#### [Work task]
Return every record below exactly as given, images excluded.

#### [Dataset records]
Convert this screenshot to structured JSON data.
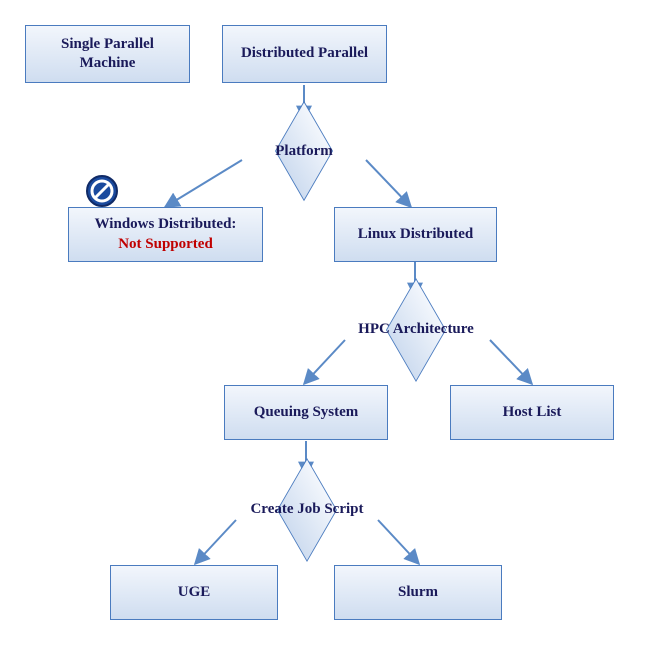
{
  "nodes": {
    "single_parallel": "Single Parallel Machine",
    "distributed_parallel": "Distributed Parallel",
    "platform": "Platform",
    "windows_line1": "Windows Distributed:",
    "windows_line2": "Not Supported",
    "linux_distributed": "Linux Distributed",
    "hpc_architecture": "HPC Architecture",
    "queuing_system": "Queuing System",
    "host_list": "Host List",
    "create_job_script": "Create Job Script",
    "uge": "UGE",
    "slurm": "Slurm"
  },
  "icon": "prohibit-icon"
}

#### [Task response]
Convert this screenshot to structured JSON data.
{
  "nodes": {
    "single_parallel": "Single Parallel Machine",
    "distributed_parallel": "Distributed Parallel",
    "platform": "Platform",
    "windows_line1": "Windows Distributed:",
    "windows_line2": "Not Supported",
    "linux_distributed": "Linux Distributed",
    "hpc_architecture": "HPC Architecture",
    "queuing_system": "Queuing System",
    "host_list": "Host List",
    "create_job_script": "Create Job Script",
    "uge": "UGE",
    "slurm": "Slurm"
  },
  "icon": "prohibit-icon"
}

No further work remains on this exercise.